 C. Bernard, An Introduction to tbe Study of Experimental Medicine, trans. H. C. Green (New York: Dover, 1957), pp. 32f.
 Quoted in V. Ronchi, Storia del Cannocchiale (Vatican City: Pontifical Academy Sciences, 1964), p. 789.
 E. Mach,The Science of Mechanics: A Critical and Historical Account of Its Development, trans.

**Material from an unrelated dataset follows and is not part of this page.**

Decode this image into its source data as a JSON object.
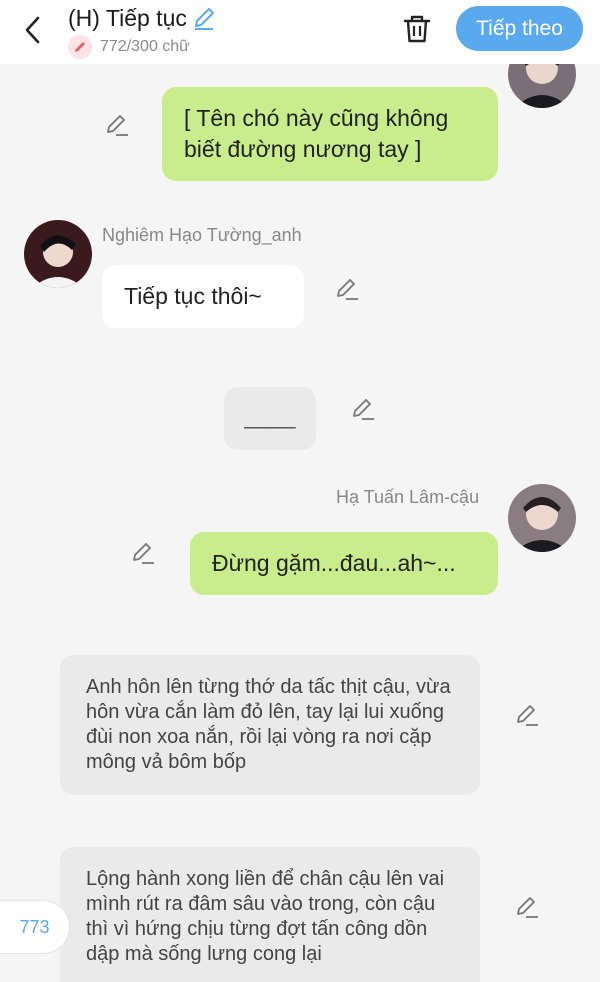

T. J. McCormack (La Salle, IL: Open Court, 1960), p. 63.
 A. N. Whitehead, Science and the Modern World (New York: Mentor Books, 1948), p. 5.
 Bernard (note 1), p. 38.
 In P. A. Schilpp, ed., Albert Einstein, Philosopher-Scientist (New York: Harper Torchbooks, 1959), p. 15.
 In S. Drake, ed. and trans., Discoveries and Opinions of Galileo (New York: Doubleday Anchor Books, 1957), p. 29.
 In N. Barlow, ed., The Autobiography of Charles Darwin (with original omissions restored) (New York: Norton, 1969), pp. 140f.
 “Letter to Madame Christina," in Drake (note 7), p. 197.
 Quoted in A. Schierbeek, Measuring the Invisible World: The Life and Works of Antoni van Leeuwenhoek (New York: Abelard-Schuman, 1959), p. 202.
 Quoted in C. Dobell, A. van Leeuwenhoek and His "Little Animals" (New York: Russell and Russell, 1958), pp. 104f.
 Quoted in F. E. Manuel, A Portrait of Isaac Newton (Cambridge, Mass.: Harvard University Press, 1969), p. 86.
 Details in O. Glasser, Wilhelm Conrad Roentgen (Springfield, III.: Charles C. Thomas, 1958), especially pp. 84f.
 S. Ramòn y Cajal, quoted in E. H. Craigie and W. C. Gibson, The World of Ramòn y Caial with Selections from His Nonscientific Writings (Springfield, I11.: Charles C. Thomas, 1968), p. 197.
 Translated form K. Lorenz, Gestalwahrehmung, als Quelle wissenschaftilcher Erkenntnis (Darmstadt: Wissenschatftliche Buchgesellschaft, 1964), p.45.
E. Cantore, Scientific Man. The Humanistic Significance of Science (New York: ISH Publications, 1977), pp. 21-28.